***** Source information *****

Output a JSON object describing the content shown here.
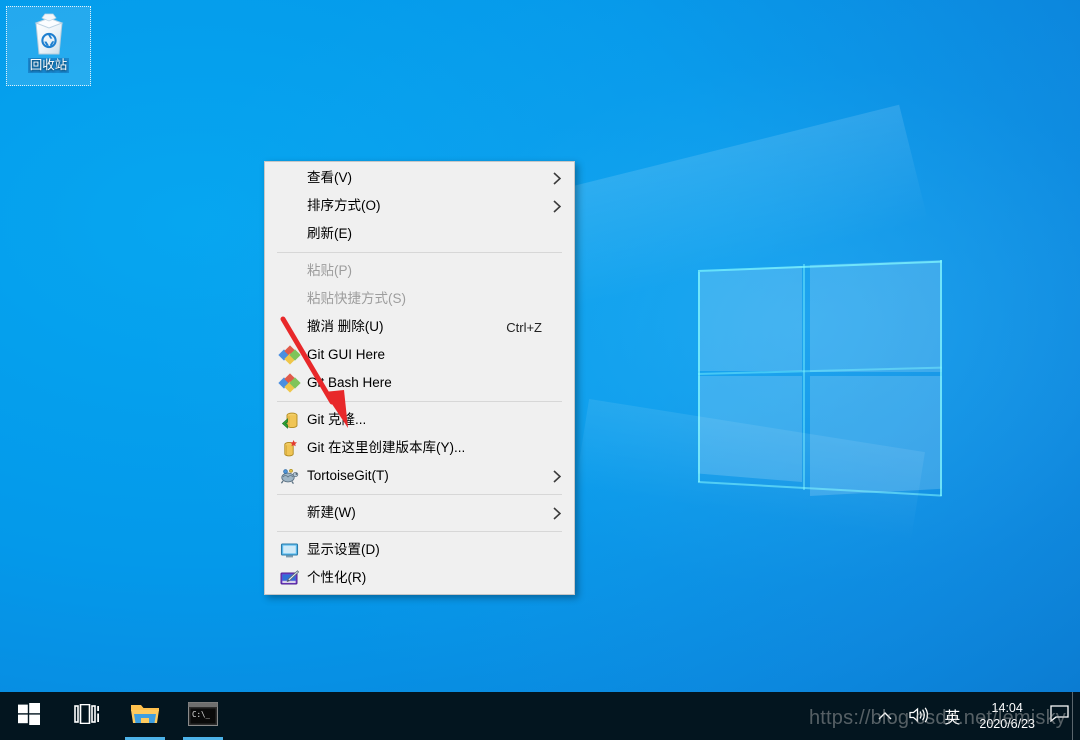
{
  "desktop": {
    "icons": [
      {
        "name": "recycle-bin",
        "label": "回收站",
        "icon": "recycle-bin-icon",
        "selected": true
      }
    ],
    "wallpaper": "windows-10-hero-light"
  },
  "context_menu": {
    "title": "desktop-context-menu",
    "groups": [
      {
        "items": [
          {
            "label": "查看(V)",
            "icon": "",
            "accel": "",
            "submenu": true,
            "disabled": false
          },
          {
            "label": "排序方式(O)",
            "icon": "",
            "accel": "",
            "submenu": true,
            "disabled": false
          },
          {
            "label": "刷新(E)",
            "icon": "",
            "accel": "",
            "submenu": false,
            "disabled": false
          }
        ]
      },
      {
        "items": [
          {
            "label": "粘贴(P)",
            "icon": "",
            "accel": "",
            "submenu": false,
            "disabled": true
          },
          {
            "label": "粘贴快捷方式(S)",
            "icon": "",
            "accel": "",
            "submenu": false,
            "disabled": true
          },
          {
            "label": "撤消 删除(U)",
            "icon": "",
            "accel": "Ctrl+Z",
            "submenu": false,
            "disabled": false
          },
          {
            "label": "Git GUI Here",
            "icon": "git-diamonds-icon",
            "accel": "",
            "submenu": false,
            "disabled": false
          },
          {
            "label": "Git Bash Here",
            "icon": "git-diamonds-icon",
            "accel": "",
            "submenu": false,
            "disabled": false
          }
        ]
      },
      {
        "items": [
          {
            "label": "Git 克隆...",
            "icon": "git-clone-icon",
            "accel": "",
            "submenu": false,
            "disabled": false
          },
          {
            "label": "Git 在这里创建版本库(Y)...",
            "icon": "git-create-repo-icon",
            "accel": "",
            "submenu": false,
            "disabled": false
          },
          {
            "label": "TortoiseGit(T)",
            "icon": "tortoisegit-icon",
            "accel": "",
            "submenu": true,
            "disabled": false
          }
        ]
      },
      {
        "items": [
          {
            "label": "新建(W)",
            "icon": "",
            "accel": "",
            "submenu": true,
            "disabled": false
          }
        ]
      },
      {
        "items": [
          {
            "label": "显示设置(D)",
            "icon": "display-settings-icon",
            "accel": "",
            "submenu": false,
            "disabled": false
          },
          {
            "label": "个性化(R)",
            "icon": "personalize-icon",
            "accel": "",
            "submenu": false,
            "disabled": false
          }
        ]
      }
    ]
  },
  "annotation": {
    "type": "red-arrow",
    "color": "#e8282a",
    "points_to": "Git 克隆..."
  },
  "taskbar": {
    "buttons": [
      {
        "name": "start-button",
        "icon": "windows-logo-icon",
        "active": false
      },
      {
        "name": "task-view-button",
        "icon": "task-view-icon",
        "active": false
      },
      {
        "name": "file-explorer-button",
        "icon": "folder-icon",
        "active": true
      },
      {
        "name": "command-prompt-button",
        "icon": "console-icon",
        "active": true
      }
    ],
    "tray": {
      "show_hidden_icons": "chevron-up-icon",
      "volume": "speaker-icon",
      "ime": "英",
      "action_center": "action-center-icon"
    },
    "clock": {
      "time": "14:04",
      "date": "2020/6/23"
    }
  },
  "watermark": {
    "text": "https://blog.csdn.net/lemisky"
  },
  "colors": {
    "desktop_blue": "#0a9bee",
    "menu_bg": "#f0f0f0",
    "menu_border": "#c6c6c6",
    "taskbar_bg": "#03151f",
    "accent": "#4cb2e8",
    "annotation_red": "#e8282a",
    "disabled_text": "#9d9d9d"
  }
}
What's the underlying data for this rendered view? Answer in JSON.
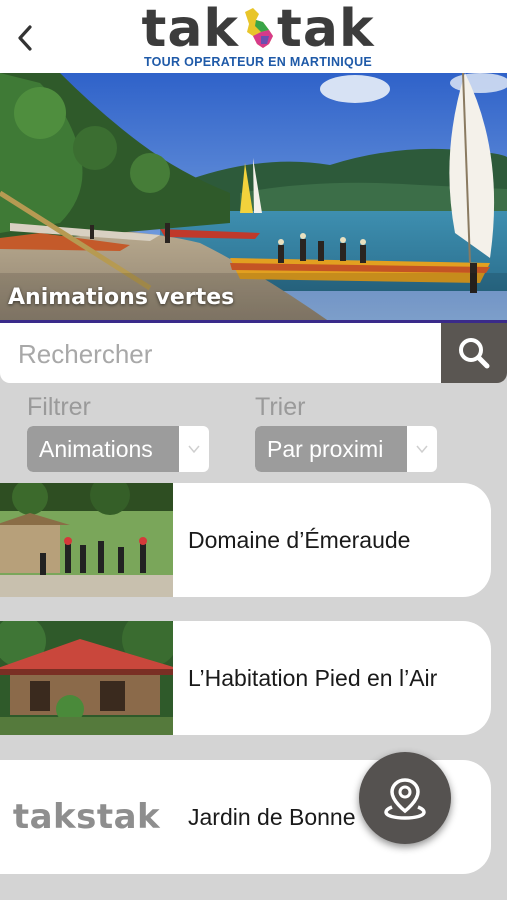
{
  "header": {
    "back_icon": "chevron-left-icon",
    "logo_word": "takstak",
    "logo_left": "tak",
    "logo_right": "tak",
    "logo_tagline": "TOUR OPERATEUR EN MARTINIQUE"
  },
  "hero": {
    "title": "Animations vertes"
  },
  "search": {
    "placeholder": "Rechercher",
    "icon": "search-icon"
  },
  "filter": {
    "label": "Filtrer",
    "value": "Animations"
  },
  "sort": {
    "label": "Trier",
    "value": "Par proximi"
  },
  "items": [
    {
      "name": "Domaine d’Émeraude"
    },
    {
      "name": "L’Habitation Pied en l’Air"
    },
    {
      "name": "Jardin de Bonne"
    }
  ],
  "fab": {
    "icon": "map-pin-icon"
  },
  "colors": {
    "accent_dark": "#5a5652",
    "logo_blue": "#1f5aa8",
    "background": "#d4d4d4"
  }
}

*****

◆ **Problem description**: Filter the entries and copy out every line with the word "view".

◆ **Response area**:
        "name": "task-view-button",
        "icon": "task-view-icon",
What's the underlying data for this rendered view? Answer in JSON.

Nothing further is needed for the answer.